Brief >>
Please return the full listing below without altering anything.

[Information shown Boundary: Start]

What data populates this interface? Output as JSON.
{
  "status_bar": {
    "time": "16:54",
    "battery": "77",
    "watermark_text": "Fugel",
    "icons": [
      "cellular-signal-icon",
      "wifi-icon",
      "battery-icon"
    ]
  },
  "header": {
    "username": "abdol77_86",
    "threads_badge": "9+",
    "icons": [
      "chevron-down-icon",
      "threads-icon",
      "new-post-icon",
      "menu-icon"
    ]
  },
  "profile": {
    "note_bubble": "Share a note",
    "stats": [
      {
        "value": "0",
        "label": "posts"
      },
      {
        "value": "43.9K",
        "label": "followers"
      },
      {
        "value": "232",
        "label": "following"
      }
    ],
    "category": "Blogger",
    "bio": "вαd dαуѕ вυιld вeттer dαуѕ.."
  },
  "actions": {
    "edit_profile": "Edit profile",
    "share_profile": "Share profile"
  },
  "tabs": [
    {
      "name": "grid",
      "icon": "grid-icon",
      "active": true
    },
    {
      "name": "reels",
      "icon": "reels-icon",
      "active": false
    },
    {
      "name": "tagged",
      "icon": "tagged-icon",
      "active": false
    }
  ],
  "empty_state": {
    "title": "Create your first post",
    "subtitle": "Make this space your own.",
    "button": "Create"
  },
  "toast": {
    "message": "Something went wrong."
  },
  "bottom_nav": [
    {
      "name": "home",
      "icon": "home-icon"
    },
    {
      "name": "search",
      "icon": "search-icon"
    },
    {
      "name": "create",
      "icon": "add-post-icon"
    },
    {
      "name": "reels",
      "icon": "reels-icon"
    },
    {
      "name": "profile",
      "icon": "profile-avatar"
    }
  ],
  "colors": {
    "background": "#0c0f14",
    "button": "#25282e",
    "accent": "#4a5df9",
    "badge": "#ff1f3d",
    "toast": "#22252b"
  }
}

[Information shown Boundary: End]

Solution to this exercise >>
What data populates this interface? Output as JSON.
{
  "status_bar": {
    "time": "16:54",
    "battery": "77",
    "watermark_text": "Fugel",
    "icons": [
      "cellular-signal-icon",
      "wifi-icon",
      "battery-icon"
    ]
  },
  "header": {
    "username": "abdol77_86",
    "threads_badge": "9+",
    "icons": [
      "chevron-down-icon",
      "threads-icon",
      "new-post-icon",
      "menu-icon"
    ]
  },
  "profile": {
    "note_bubble": "Share a note",
    "stats": [
      {
        "value": "0",
        "label": "posts"
      },
      {
        "value": "43.9K",
        "label": "followers"
      },
      {
        "value": "232",
        "label": "following"
      }
    ],
    "category": "Blogger",
    "bio": "вαd dαуѕ вυιld вeттer dαуѕ.."
  },
  "actions": {
    "edit_profile": "Edit profile",
    "share_profile": "Share profile"
  },
  "tabs": [
    {
      "name": "grid",
      "icon": "grid-icon",
      "active": true
    },
    {
      "name": "reels",
      "icon": "reels-icon",
      "active": false
    },
    {
      "name": "tagged",
      "icon": "tagged-icon",
      "active": false
    }
  ],
  "empty_state": {
    "title": "Create your first post",
    "subtitle": "Make this space your own.",
    "button": "Create"
  },
  "toast": {
    "message": "Something went wrong."
  },
  "bottom_nav": [
    {
      "name": "home",
      "icon": "home-icon"
    },
    {
      "name": "search",
      "icon": "search-icon"
    },
    {
      "name": "create",
      "icon": "add-post-icon"
    },
    {
      "name": "reels",
      "icon": "reels-icon"
    },
    {
      "name": "profile",
      "icon": "profile-avatar"
    }
  ],
  "colors": {
    "background": "#0c0f14",
    "button": "#25282e",
    "accent": "#4a5df9",
    "badge": "#ff1f3d",
    "toast": "#22252b"
  }
}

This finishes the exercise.